Biotope mapping in Strangford Lough
Pippa Morrison (Ulster Wildlife Trust)
The importance of marine protected areas in maintaining marine biodiversity
John Patching (National University of Ireland, Galway)
Assessing microbial diversity in marine environments
Stuart Rogers (CEFAS) & Mike Armstrong (Dept. of Agriculture & Rural Development, Belfast)
Fish diversity in the Irish Sea
Jim Wilson (Trinity College, Dublin) & Chris Emblow (Ecoserve, Dublin)
Biodiversity on sandy and muddy shores
The Proceedings from this conference will be published following peer review of oral and poster papers. Offers of presentations especially posters will be welcomed.
The conference fee is £50 (£45 ECSA members) for the two day meeting, (£20 students, excluding Proceedings) and will include Registration, Delegates information pack, Light refreshments, Conference dinner, Abstract booklet and the Proceedings publication.
For further details and Registration Form contact: Dr. Julia Nunn
Centre for Environmental Data & Recording, Ulster Museum, Botanic Gardens, Belfast BT9 5AB
Tel.: 028 90 383153 Fax 028 90 383103 E-mail: email@example.com
This conference is organised by the Centre for Environmental Data and Recording, involving the support (to date) of the Ulster Museum, the Estuarine & Coastal Sciences Association, The Marine Institute, the Industrial Research & Technology Unit and the Environment & Heritage Service.
CEDaR was established in 1995

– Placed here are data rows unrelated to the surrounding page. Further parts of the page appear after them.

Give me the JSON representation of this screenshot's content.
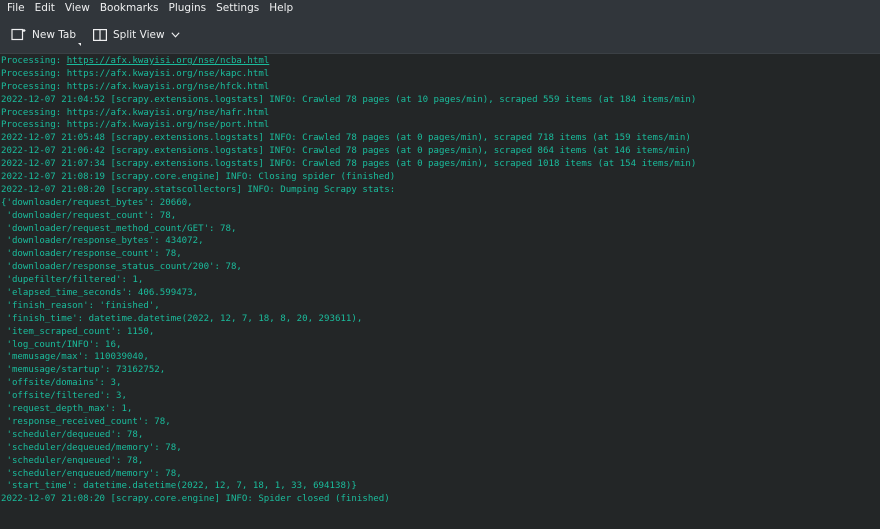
{
  "menubar": {
    "items": [
      "File",
      "Edit",
      "View",
      "Bookmarks",
      "Plugins",
      "Settings",
      "Help"
    ]
  },
  "toolbar": {
    "new_tab_label": "New Tab",
    "split_view_label": "Split View"
  },
  "colors": {
    "terminal_text": "#1abc9c",
    "terminal_bg": "#232627",
    "chrome_bg": "#31363b"
  },
  "terminal": {
    "lines": [
      {
        "prefix": "Processing: ",
        "link": "https://afx.kwayisi.org/nse/ncba.html"
      },
      {
        "text": "Processing: https://afx.kwayisi.org/nse/kapc.html"
      },
      {
        "text": "Processing: https://afx.kwayisi.org/nse/hfck.html"
      },
      {
        "text": "2022-12-07 21:04:52 [scrapy.extensions.logstats] INFO: Crawled 78 pages (at 10 pages/min), scraped 559 items (at 184 items/min)"
      },
      {
        "text": "Processing: https://afx.kwayisi.org/nse/hafr.html"
      },
      {
        "text": "Processing: https://afx.kwayisi.org/nse/port.html"
      },
      {
        "text": "2022-12-07 21:05:48 [scrapy.extensions.logstats] INFO: Crawled 78 pages (at 0 pages/min), scraped 718 items (at 159 items/min)"
      },
      {
        "text": "2022-12-07 21:06:42 [scrapy.extensions.logstats] INFO: Crawled 78 pages (at 0 pages/min), scraped 864 items (at 146 items/min)"
      },
      {
        "text": "2022-12-07 21:07:34 [scrapy.extensions.logstats] INFO: Crawled 78 pages (at 0 pages/min), scraped 1018 items (at 154 items/min)"
      },
      {
        "text": "2022-12-07 21:08:19 [scrapy.core.engine] INFO: Closing spider (finished)"
      },
      {
        "text": "2022-12-07 21:08:20 [scrapy.statscollectors] INFO: Dumping Scrapy stats:"
      },
      {
        "text": "{'downloader/request_bytes': 20660,"
      },
      {
        "text": " 'downloader/request_count': 78,"
      },
      {
        "text": " 'downloader/request_method_count/GET': 78,"
      },
      {
        "text": " 'downloader/response_bytes': 434072,"
      },
      {
        "text": " 'downloader/response_count': 78,"
      },
      {
        "text": " 'downloader/response_status_count/200': 78,"
      },
      {
        "text": " 'dupefilter/filtered': 1,"
      },
      {
        "text": " 'elapsed_time_seconds': 406.599473,"
      },
      {
        "text": " 'finish_reason': 'finished',"
      },
      {
        "text": " 'finish_time': datetime.datetime(2022, 12, 7, 18, 8, 20, 293611),"
      },
      {
        "text": " 'item_scraped_count': 1150,"
      },
      {
        "text": " 'log_count/INFO': 16,"
      },
      {
        "text": " 'memusage/max': 110039040,"
      },
      {
        "text": " 'memusage/startup': 73162752,"
      },
      {
        "text": " 'offsite/domains': 3,"
      },
      {
        "text": " 'offsite/filtered': 3,"
      },
      {
        "text": " 'request_depth_max': 1,"
      },
      {
        "text": " 'response_received_count': 78,"
      },
      {
        "text": " 'scheduler/dequeued': 78,"
      },
      {
        "text": " 'scheduler/dequeued/memory': 78,"
      },
      {
        "text": " 'scheduler/enqueued': 78,"
      },
      {
        "text": " 'scheduler/enqueued/memory': 78,"
      },
      {
        "text": " 'start_time': datetime.datetime(2022, 12, 7, 18, 1, 33, 694138)}"
      },
      {
        "text": "2022-12-07 21:08:20 [scrapy.core.engine] INFO: Spider closed (finished)"
      }
    ]
  }
}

by the Ulster Museum, with the active support of the Environment &
Heritage Service, as the Local Records Centre for Northern Ireland. CEDaR

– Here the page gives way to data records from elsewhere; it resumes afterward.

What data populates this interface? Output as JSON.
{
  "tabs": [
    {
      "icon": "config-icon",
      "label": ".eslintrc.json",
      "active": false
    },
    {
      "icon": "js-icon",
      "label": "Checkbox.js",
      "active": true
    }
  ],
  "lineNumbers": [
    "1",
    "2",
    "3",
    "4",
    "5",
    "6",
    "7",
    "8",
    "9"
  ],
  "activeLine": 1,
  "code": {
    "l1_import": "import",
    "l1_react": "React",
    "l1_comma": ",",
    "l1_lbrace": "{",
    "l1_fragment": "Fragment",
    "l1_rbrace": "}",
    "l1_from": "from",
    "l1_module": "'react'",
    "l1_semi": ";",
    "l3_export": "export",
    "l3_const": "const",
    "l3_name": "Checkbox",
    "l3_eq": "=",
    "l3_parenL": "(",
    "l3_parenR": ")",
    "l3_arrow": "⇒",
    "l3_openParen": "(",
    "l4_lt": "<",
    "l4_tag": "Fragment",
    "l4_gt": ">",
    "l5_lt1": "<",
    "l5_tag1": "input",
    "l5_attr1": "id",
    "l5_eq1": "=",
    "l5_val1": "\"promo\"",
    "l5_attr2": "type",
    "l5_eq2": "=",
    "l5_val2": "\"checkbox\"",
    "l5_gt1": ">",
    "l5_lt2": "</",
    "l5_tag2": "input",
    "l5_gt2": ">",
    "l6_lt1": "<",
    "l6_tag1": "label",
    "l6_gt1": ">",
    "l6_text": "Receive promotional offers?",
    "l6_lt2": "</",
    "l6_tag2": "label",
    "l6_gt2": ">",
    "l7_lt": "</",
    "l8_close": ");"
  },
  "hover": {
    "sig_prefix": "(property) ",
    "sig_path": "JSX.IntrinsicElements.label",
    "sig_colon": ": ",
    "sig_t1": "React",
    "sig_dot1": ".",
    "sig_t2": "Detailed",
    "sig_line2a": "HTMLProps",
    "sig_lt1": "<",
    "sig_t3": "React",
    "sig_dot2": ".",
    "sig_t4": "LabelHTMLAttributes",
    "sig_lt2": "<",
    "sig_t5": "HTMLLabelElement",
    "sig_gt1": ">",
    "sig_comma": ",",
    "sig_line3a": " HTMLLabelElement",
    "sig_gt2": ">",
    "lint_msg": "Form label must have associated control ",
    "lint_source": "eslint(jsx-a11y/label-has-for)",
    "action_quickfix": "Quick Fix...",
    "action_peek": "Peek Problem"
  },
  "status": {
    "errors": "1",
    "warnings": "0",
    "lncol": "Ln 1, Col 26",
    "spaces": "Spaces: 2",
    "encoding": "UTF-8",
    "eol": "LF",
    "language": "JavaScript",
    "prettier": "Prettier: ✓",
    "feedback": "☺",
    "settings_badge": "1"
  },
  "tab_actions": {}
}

collects and stores information on the distribution of flora and fauna,
and geological sites, within Northern Ireland and coastal waters. These
data are made available for a variety of purposes. Advice and information
is also given on how to record local flora and fauna, and links to local
groups and societies are provided.
The Ulster Museum originated
as part of the Belfast History & Philosophical Society, founded in
1821. It was established in the Botanic Gardens, Belfast in 1929, and extended
in 1971. The Museum houses important collections and exhibitions from its
three curatorial divisions of Fine & Applied Art, Human History and
The association was founded
in 1971, and is the major European focus for the communication of research
and scholarship in estuarine science. membership is open to all who are
interested in estuarine and coastal marine science, whether in Europe or
further afield. The Association holds local meetings, where work relevant
to one specific estuary or coastal site is presented, and annual symposia,
where work applicable to a chosen theme of estuarine and coastal science
is presented. Many of the symposia have been published. The Association
has an associated journal 'Estuarine and Coastal Shelf Science', which
is available at greatly reduced rates to members. The ECSA Bulletin is
distributed to all members, free of charge, three times a year.
The Marine Institute is Ireland's national agency responsible for marine research and development. Its aim is to support existing marine activity and employment, and underpin future innovation and growth. To achieve this, there are six service divisions focussed on sustaining the current momentum in RTDI, and providing operational capabilities in support of the marine sector. These are:
The Industrial and Technology
Unit (IRTU), based in Lisburn, Co. Antrim, is an executive agency of the
Department of Enterprise, Trade and Investment. Its mission is to provide
the leadership, co-ordination and support needed to enhance the contribution
of science, engineering and technology to the competitiveness and sustainable
development of the economy in Northern Ireland. IRTU provides a wide range
of advisory, consultancy and laboratory services.
Environment and Heritage Service (EHS) is an Agency within the Department of the Environment. It aims to protect and conserve Northern Ireland's natural and built environment, and to promote its appreciation for the benefit of present and future generations. In a marine context, EHS carries out environmental surveys, recording and monitoring, and has specific responsibility for: